Finally, Cisco recently announced WebEx Social, a new, enterprise collaboration platform that combines the power of social networking, content creation, and real-time communications and collaboration. We believe that WebEx Social has the power to drive the sustainable change required by higher education systems across the globe.
Along with Cisco TelePresence, Duke University uses WebEx Social to provide faculty, staff, and students with a single, unified platform to access learning management systems, student information systems, and other applications for academics, extracurricular activities, and career information. WebEx Social is also coupled with tools for voice and video collaboration within the same platform. As a result, the traditional experience is evolving into dynamic, group-based learning that is often taking place outside of the traditional classroom setting.
Our vision is that WebEx Social will be used by higher education systems worldwide to connect and collaborate, and share best practices, course content, resources and more, helping drive the scale required to transform the entire system. We believe that this tool is an agent for change, and will revolutionize the way in which higher education institutions deliver the business of education.

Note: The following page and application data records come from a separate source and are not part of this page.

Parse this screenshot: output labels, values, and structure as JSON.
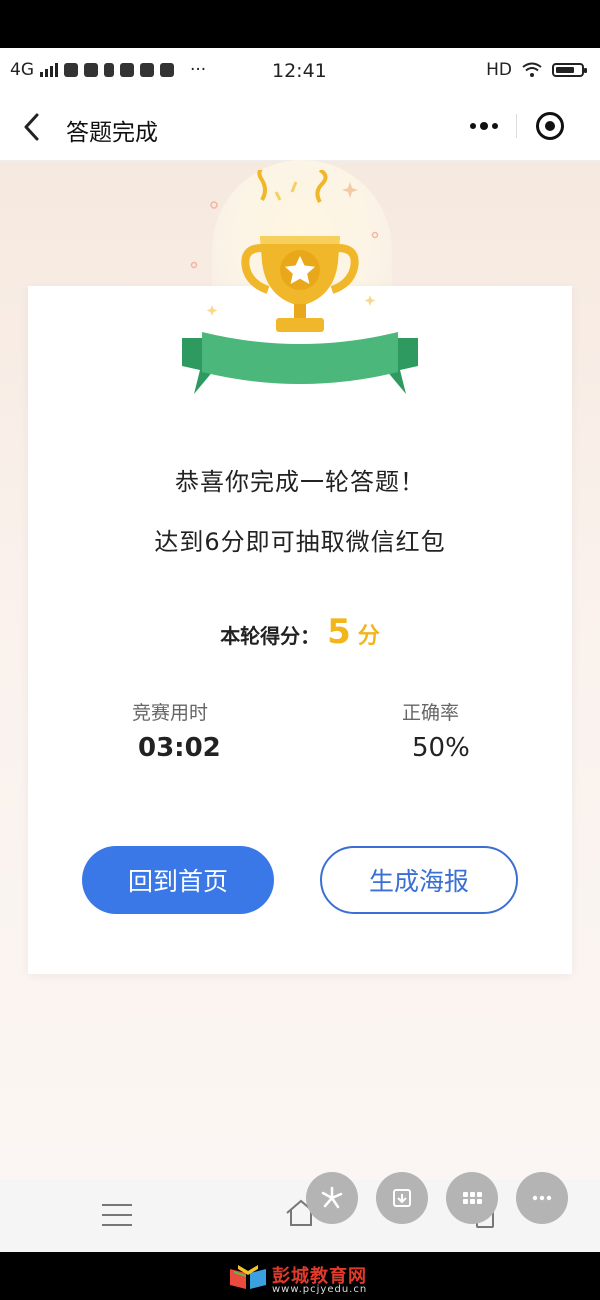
{
  "status_bar": {
    "network": "4G",
    "dots": "···",
    "time": "12:41",
    "hd": "HD"
  },
  "nav": {
    "title": "答题完成"
  },
  "result": {
    "congrats": "恭喜你完成一轮答题！",
    "hint": "达到6分即可抽取微信红包",
    "score_label": "本轮得分：",
    "score_value": "5",
    "score_unit": "分",
    "time_label": "竞赛用时",
    "time_value": "03:02",
    "accuracy_label": "正确率",
    "accuracy_value": "50%"
  },
  "buttons": {
    "home": "回到首页",
    "poster": "生成海报"
  },
  "floating_actions": [
    "pinwheel-icon",
    "download-icon",
    "grid-icon",
    "more-icon"
  ],
  "watermark": {
    "title": "彭城教育网",
    "url": "www.pcjyedu.cn"
  },
  "colors": {
    "primary_button": "#3b78e7",
    "score_accent": "#f2b51c",
    "ribbon": "#4bb77a",
    "trophy": "#f1b72a"
  }
}
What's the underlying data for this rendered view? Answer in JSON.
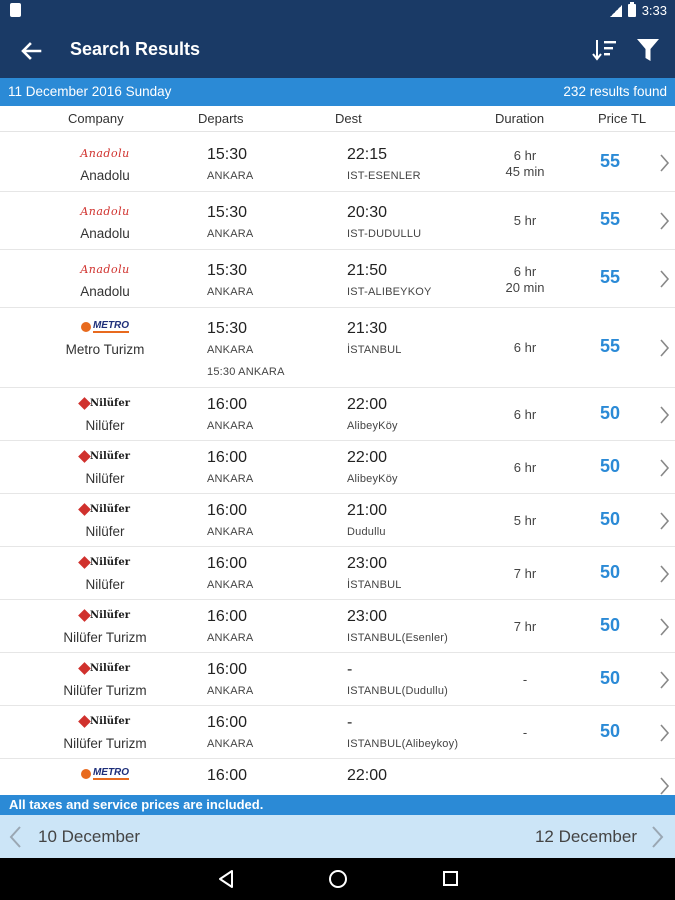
{
  "status_bar": {
    "time": "3:33"
  },
  "appbar": {
    "title": "Search Results",
    "back_icon": "arrow-left-icon",
    "sort_icon": "sort-icon",
    "filter_icon": "filter-icon"
  },
  "datebar": {
    "date": "11 December 2016 Sunday",
    "results": "232 results found"
  },
  "columns": {
    "company": "Company",
    "departs": "Departs",
    "dest": "Dest",
    "duration": "Duration",
    "price": "Price TL"
  },
  "rows": [
    {
      "logo": "anadolu",
      "logo_text": "Anadolu",
      "company": "Anadolu",
      "dep_time": "15:30",
      "dep_place": "ANKARA",
      "dep_extra": "",
      "arr_time": "22:15",
      "arr_place": "IST-ESENLER",
      "dur1": "6 hr",
      "dur2": "45 min",
      "price": "55"
    },
    {
      "logo": "anadolu",
      "logo_text": "Anadolu",
      "company": "Anadolu",
      "dep_time": "15:30",
      "dep_place": "ANKARA",
      "dep_extra": "",
      "arr_time": "20:30",
      "arr_place": "IST-DUDULLU",
      "dur1": "5 hr",
      "dur2": "",
      "price": "55"
    },
    {
      "logo": "anadolu",
      "logo_text": "Anadolu",
      "company": "Anadolu",
      "dep_time": "15:30",
      "dep_place": "ANKARA",
      "dep_extra": "",
      "arr_time": "21:50",
      "arr_place": "IST-ALIBEYKOY",
      "dur1": "6 hr",
      "dur2": "20 min",
      "price": "55"
    },
    {
      "logo": "metro",
      "logo_text": "METRO",
      "company": "Metro Turizm",
      "dep_time": "15:30",
      "dep_place": "ANKARA",
      "dep_extra": "15:30 ANKARA",
      "arr_time": "21:30",
      "arr_place": "İSTANBUL",
      "dur1": "6 hr",
      "dur2": "",
      "price": "55"
    },
    {
      "logo": "nilufer",
      "logo_text": "Nilüfer",
      "company": "Nilüfer",
      "dep_time": "16:00",
      "dep_place": "ANKARA",
      "dep_extra": "",
      "arr_time": "22:00",
      "arr_place": "AlibeyKöy",
      "dur1": "6 hr",
      "dur2": "",
      "price": "50"
    },
    {
      "logo": "nilufer",
      "logo_text": "Nilüfer",
      "company": "Nilüfer",
      "dep_time": "16:00",
      "dep_place": "ANKARA",
      "dep_extra": "",
      "arr_time": "22:00",
      "arr_place": "AlibeyKöy",
      "dur1": "6 hr",
      "dur2": "",
      "price": "50"
    },
    {
      "logo": "nilufer",
      "logo_text": "Nilüfer",
      "company": "Nilüfer",
      "dep_time": "16:00",
      "dep_place": "ANKARA",
      "dep_extra": "",
      "arr_time": "21:00",
      "arr_place": "Dudullu",
      "dur1": "5 hr",
      "dur2": "",
      "price": "50"
    },
    {
      "logo": "nilufer",
      "logo_text": "Nilüfer",
      "company": "Nilüfer",
      "dep_time": "16:00",
      "dep_place": "ANKARA",
      "dep_extra": "",
      "arr_time": "23:00",
      "arr_place": "İSTANBUL",
      "dur1": "7 hr",
      "dur2": "",
      "price": "50"
    },
    {
      "logo": "nilufer",
      "logo_text": "Nilüfer",
      "company": "Nilüfer Turizm",
      "dep_time": "16:00",
      "dep_place": "ANKARA",
      "dep_extra": "",
      "arr_time": "23:00",
      "arr_place": "ISTANBUL(Esenler)",
      "dur1": "7 hr",
      "dur2": "",
      "price": "50"
    },
    {
      "logo": "nilufer",
      "logo_text": "Nilüfer",
      "company": "Nilüfer Turizm",
      "dep_time": "16:00",
      "dep_place": "ANKARA",
      "dep_extra": "",
      "arr_time": "-",
      "arr_place": "ISTANBUL(Dudullu)",
      "dur1": "-",
      "dur2": "",
      "price": "50"
    },
    {
      "logo": "nilufer",
      "logo_text": "Nilüfer",
      "company": "Nilüfer Turizm",
      "dep_time": "16:00",
      "dep_place": "ANKARA",
      "dep_extra": "",
      "arr_time": "-",
      "arr_place": "ISTANBUL(Alibeykoy)",
      "dur1": "-",
      "dur2": "",
      "price": "50"
    },
    {
      "logo": "metro",
      "logo_text": "METRO",
      "company": "",
      "dep_time": "16:00",
      "dep_place": "",
      "dep_extra": "",
      "arr_time": "22:00",
      "arr_place": "",
      "dur1": "",
      "dur2": "",
      "price": ""
    }
  ],
  "footnote": "All taxes and service prices are included.",
  "date_nav": {
    "prev": "10 December",
    "next": "12 December"
  },
  "colors": {
    "appbar": "#1a3a66",
    "accent": "#2b8ad6",
    "nav_bg": "#cce5f7",
    "price": "#2b8ad6"
  }
}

For today’sdigital generation, collaborative learning is no longer a novelty – it’s an expectation. Students are consuming information in new and different formats – video, Internet, virtual classrooms. These are all tools that are changing the face of education. To make this transformation a reality, students, faculty and administrators need to reliably connect with the people and resources they need whether they’re using their desktop or mobile device, at home or in the classroom.
For schools looking to take the plunge like Katy ISD, what’s the best approach to take?
As I discussed in this recent blog post about , the best approach is looking at the problem with the big picture in mind.
With Cisco Unified Workspace, schools can build a scalable and secure network that will serve as a strong foundation for the future. Watch the video below to see how Cisco’s solution is designed with utility to unify voice, video, data and secure access on any device and at any location.
Equipped with Cisco’s smart collaboration strategy schools can combine voice, video and mobility to create a classroom that allows faculty and students to collaborate efficiently and securely.
Budget cuts are costing many American students their arts education. As a wanna-be artist and overall proponent of all things creative, I have long valued the impact of arts education – especially in public schools. Unfortunately, these are the programs that are too often cut when budgets are slashed and difficult decisions must be made.
OK, so you probably won’t argue with me that art is important – after all, as children, it’s how we learned a lot of things, right? Who doesn’t have at least one thing they use a song to remember? I only have to key into the tune of ’3 blind mice’ to remember how to calculate the area of a circle (thanks to Mr. Bowlware, my fourth grade math teacher).
Studies show, too, that arts-engaged students show more positive outcomes in a variety of areas than their low-arts-engaged peers – especially in socially and economically disadvantaged student populations. This is exactly what makes programs like Fred Martin’s Urban Entertainment Institute (UEI) so valuable – and inspiring. Read More »